Collaboration, communication and consistency are three key ways in which water companies can improve the way they deliver priority support to consumers in vulnerable circumstances, according to new guidance published today (27 September) by the Consumer Council for Water.
March’s severe cold weather – and the rapid thaw that followed – put a spotlight on the water sector, with widespread disruption to networks leaving more than 200,000 people without water for up to four days. Consumers who found themselves in vulnerable circumstances were among the worst affected; with the vast majority (93%) saying they did not get any additional support from their company.
Although all water companies operate schemes that customers can register for which provide free additional support, known as Priority Services Schemes, many customers reported finding themselves in vulnerable circumstances either unexpectedly or temporarily during March’s freezing conditions. This ‘transient vulnerability’ highlights the need for water companies to take a more dynamic and flexible approach to identifying and assisting all consumers in vulnerable circumstances, all year round.
By gathering together examples of good practice from the water industry and beyond, CCWater’s guidance aims to encourage innovation in the provision of additional support while demonstrating how water companies can meet the challenges in delivering priority support more effectively: raising awareness of what support is available, offering the right kind of support, and delivering this at the right time.
Collaboration with other organisations, opening up wider channels of communication, and delivering consistent access to services for vulnerable consumers all year round – and not just in a crisis – are three core themes explored by CCWater’s good practice guide.
Janine Shackleton, Policy Manager, said: “There has been some positive progress towards improving vulnerability services in the water sector, resulting in 18% more people registering for priority services in 2017-18. But we think more can be done to offer consumers a tailored service based on individual needs.
“Our examples show that by working together with other organisations – such as local councils, cultural groups and emergency services – water companies can successfully reach out to a wider range of consumers to make sure that as many people as possible are aware of what help is available should they need it, now or in the future.”
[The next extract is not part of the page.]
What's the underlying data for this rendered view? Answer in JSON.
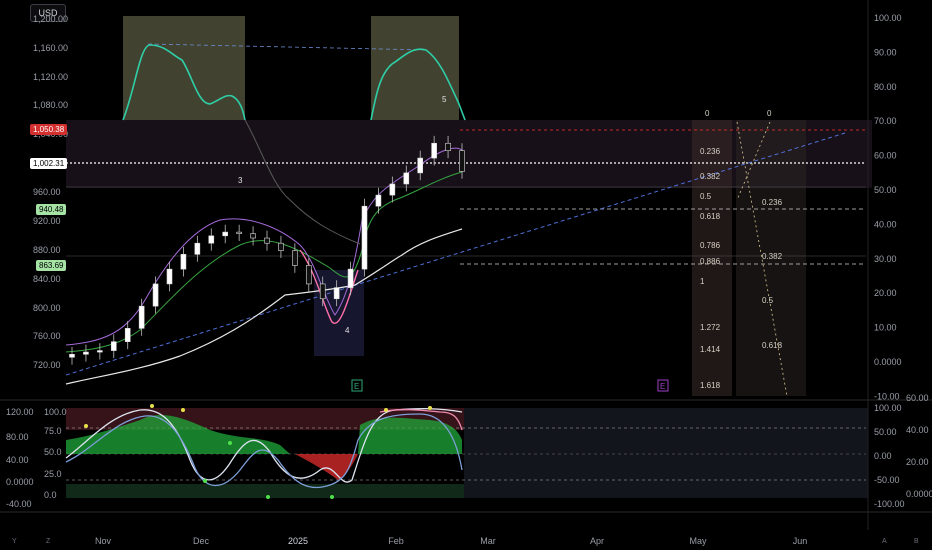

CCWater’s good practice guide, entitled Vulnerability in the water sector: Informing, supporting and protecting consumers, can be downloaded here: